A guide asked the group to follow him, and told them about the crocodiles. “The youngest ones have a greenish cast with black markings,” he said. “The half-grown ones are olive green, and the senior citizens are all gray.”
They came to an enclosure with a fifteen-foot-long giant in it. “This old fellow has to stay by himself,” the guide said. “He doesn’t seem to get along with the others. Does anyone have any questions?”
Danny spoke up. “I’ve heard that crocodiles can drown. Is that true?”
“It sure is,” the guide replied. “Both alligators and crocodiles can stay under water until the oxygen in their lungs is used up—alligators longer than crocodiles. But finally they both have to surface.”
“How often do they have to come up?” George asked.
“Oh, I’d say the crocs come up about once every hour. It depends on the water temperature. The warmer the water, the more often they have to breathe. In cold water they can hibernate a lot longer.”
“Do they have to surface to eat?” a man inquired.
“Yes. They can seize their prey underwater, because they have valves in the backs of their throats that close when they open their mouths and the water can’t flow into their lungs. But they have to stick their heads out to swallow.”
The group walked on, and Nancy asked the guide, “What do you do with all these crocodiles?”

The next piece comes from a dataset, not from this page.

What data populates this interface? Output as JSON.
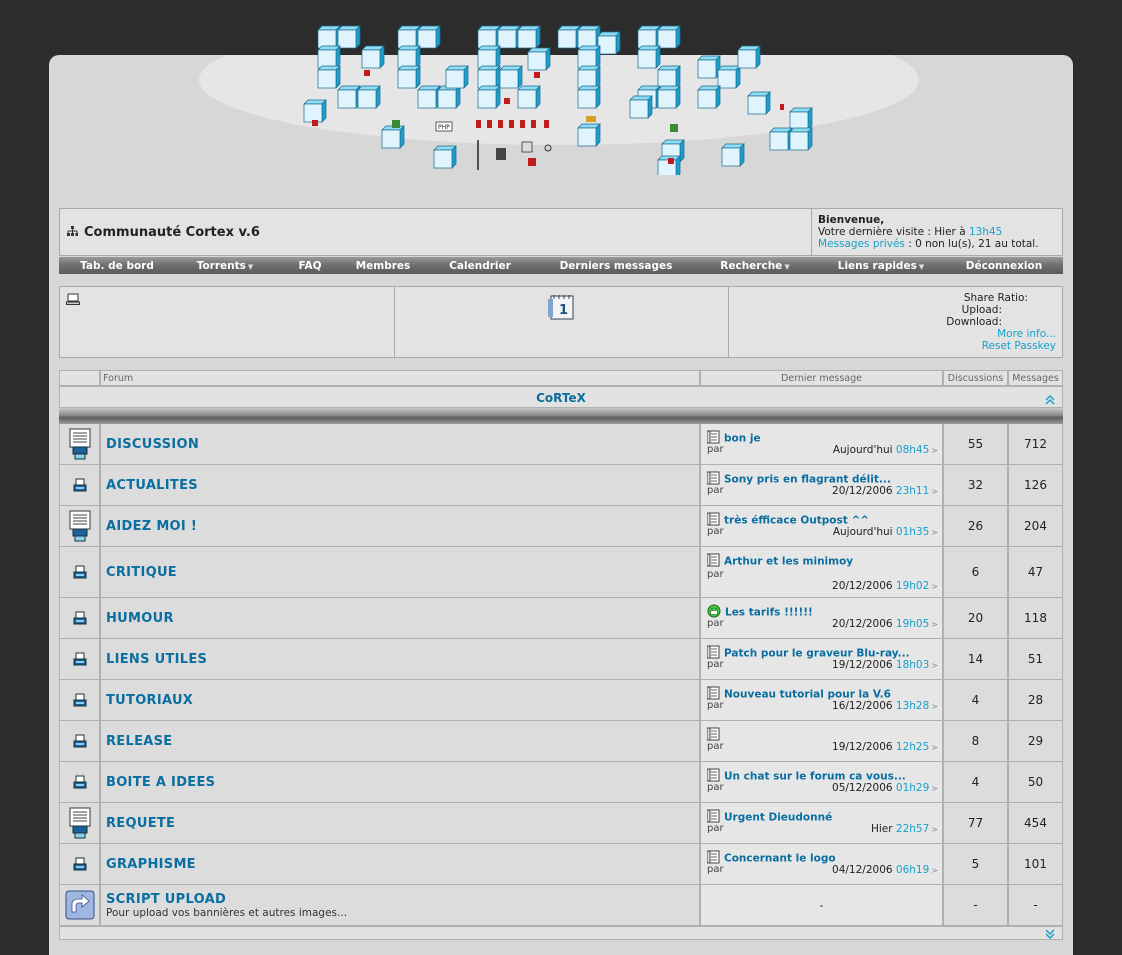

“The Ecology Company sells them to various zoos and parks and even to the government,” he replied.
“The government?” George repeated. “What would Uncle Sam do with a lot of crocodiles?”
The guide told her they were distributed to certain areas, “You have probably heard that the crocodile is a vanishing species. We are trying to do our part in seeing that American crocodiles do not become extinct.”
At this remark Bess heaved a great sigh, “Would America really be badly off if it didn’t have any?”
The guide looked at her with contempt in his eyes. “Young lady, if you knew anything about ecology, you would realize how useful they are!”
Bess had no chance to reply because a loud bell rang.
“This is an alarm!” the guide exclaimed. “I must ask you all to get back to the dock as quickly as possible and leave the island!”
“Why?” Nancy asked, disappointed, “Does it mean a crocodile is loose?”
“It could be,” the guide replied. “Now please, ladies and gentlemen, return to your boats without delay!”
The tourists ran. Bess was one of the first, and the others, for once, had trouble keeping up with her. Just before they reached the skiff, a guard at the dock asked them if they had registered when they came in.
“No, we forgot,” Danny said. “I’ll do it now.” He hurried into a small office building and signed his name. Then he entered the girls’ names as Anne, Elizabeth, and Jackie Boonton.
When he came out again, they had already climbed into the skiff. A man in overalls approached the Pirate, pulled out a camera, and snapped their pictures, then hurried away and disappeared among the mangrove trees.
Danny jumped into the skiff and pushed off. “Why was that guy taking your pictures?” he asked.
Nancy looked concerned. “I have no idea. He did it so fast we didn’t have time to turn our backs or refuse.”
“He didn’t photograph any of the other visitors,” George stated. “He singled us out—for a reason!”
Nancy nodded. “I’m sure the top men here realize who we are. Perhaps they wanted our picture to distribute to the members of the gang who haven’t seen us yet!”
George frowned. “This could mean we’ll be harassed by all kinds of people, wherever we go. I’m worried.”
“So am I,” Bess added. “I think we should return to River Heights and get out of this whole dangerous mess!”
“You don’t mean that!” Nancy exclaimed.
“Yes. I do!”
Nancy and George looked at the frightened girl. Finally Nancy said, “If that’s what you want to do, Bess, go ahead. As for me, I’m staying right here and seeing this mystery through!”
“So am I,” George added.
There was silence for several minutes, then Bess gave in. “You know perfectly well that I wouldn’t run out on my friends. But I warn you to be careful. I know I’m not as brave as you arc. I hate to get hurt!”